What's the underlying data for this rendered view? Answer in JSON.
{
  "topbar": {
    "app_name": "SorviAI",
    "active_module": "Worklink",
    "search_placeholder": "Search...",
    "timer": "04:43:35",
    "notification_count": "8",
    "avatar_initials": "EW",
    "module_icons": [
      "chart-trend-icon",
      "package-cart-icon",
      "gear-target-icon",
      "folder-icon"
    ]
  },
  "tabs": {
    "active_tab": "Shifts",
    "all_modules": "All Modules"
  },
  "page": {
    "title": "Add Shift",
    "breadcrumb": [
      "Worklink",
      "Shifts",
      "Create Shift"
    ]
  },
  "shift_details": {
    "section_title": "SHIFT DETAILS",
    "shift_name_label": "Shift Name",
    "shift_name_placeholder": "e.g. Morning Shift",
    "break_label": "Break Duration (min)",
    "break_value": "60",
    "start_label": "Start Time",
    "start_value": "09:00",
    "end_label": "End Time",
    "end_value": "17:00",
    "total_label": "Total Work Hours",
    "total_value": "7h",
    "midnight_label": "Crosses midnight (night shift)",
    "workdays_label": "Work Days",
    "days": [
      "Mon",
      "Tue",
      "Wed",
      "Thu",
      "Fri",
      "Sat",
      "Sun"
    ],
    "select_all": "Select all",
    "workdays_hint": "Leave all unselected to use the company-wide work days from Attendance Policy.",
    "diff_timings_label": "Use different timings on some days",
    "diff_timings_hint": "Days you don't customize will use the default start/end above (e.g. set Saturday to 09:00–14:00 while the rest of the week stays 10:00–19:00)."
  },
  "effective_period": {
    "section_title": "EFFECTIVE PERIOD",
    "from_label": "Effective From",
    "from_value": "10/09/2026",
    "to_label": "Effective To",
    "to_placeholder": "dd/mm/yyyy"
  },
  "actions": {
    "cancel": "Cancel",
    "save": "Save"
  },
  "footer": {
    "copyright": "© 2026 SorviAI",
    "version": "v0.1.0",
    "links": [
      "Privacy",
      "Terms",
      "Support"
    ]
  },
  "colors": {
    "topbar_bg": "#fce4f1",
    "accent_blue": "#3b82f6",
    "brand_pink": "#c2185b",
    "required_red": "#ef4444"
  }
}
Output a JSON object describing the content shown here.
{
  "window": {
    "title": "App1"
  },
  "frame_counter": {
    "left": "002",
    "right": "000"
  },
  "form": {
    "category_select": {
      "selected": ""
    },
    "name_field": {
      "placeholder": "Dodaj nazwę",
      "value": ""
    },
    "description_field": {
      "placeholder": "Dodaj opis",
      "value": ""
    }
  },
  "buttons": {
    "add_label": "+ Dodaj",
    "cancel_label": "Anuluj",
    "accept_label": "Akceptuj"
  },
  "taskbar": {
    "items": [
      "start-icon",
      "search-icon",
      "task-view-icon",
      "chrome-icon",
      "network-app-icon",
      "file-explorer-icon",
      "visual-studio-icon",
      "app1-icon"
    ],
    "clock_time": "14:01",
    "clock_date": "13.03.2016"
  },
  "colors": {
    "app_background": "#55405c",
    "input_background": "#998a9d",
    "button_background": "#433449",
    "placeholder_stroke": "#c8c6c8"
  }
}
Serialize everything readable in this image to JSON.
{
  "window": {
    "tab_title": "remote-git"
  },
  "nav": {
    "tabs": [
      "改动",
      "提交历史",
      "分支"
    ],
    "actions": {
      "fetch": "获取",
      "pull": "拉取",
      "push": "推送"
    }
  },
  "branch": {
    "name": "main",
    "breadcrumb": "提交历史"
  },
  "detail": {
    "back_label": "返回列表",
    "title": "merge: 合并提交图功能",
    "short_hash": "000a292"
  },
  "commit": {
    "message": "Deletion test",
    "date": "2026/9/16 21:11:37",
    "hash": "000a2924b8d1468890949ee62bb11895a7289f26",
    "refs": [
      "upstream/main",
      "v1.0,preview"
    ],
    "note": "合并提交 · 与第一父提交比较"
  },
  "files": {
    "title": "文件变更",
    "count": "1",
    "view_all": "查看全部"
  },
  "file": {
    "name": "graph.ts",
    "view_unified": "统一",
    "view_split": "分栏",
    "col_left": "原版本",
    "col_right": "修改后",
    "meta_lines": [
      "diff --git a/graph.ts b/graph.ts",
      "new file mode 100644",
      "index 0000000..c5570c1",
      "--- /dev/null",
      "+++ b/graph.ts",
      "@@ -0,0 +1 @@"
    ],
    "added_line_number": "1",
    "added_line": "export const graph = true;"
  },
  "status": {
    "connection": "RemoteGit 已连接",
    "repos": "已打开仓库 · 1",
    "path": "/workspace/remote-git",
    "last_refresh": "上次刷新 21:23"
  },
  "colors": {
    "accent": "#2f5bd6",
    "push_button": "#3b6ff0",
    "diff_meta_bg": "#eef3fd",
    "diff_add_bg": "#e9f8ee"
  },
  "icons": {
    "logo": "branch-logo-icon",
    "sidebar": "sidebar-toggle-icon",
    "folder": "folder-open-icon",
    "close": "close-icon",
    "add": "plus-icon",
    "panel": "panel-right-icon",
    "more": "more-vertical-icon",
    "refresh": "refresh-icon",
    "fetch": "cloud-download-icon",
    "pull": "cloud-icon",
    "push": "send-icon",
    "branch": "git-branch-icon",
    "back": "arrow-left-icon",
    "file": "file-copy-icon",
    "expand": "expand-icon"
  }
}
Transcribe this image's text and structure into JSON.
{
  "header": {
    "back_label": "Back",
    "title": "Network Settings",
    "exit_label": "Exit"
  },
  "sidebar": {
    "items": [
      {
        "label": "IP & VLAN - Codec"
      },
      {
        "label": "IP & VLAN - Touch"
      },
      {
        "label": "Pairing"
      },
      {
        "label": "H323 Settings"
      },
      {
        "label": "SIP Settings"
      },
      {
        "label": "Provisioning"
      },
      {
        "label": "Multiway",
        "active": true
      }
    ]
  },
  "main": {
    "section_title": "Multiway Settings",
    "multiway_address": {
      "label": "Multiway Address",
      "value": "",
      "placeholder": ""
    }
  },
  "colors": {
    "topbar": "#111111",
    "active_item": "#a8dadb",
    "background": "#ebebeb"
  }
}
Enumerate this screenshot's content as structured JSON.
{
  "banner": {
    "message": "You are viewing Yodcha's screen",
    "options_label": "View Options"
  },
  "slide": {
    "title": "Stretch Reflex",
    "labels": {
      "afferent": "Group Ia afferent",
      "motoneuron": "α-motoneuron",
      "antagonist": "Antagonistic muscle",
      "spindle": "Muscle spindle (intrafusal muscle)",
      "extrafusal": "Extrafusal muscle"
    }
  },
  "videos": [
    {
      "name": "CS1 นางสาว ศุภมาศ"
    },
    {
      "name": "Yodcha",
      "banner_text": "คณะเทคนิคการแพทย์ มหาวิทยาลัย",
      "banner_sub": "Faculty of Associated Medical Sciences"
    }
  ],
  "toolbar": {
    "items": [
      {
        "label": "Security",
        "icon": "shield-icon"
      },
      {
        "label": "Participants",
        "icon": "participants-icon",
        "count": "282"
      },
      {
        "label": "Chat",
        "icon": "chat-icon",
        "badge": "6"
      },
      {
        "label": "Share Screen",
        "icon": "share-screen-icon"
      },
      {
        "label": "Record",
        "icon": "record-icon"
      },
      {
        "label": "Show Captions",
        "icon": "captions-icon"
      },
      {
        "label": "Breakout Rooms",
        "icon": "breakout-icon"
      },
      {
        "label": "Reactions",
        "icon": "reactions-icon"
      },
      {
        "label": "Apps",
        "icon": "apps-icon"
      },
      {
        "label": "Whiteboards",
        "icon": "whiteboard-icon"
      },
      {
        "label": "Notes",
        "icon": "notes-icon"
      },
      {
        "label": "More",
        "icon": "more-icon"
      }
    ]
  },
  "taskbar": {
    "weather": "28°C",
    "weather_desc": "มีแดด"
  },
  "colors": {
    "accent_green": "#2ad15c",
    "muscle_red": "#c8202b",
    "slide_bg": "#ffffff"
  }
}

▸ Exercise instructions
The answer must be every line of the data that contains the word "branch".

▸ Answer section
  "branch": {
    "logo": "branch-logo-icon",
    "branch": "git-branch-icon",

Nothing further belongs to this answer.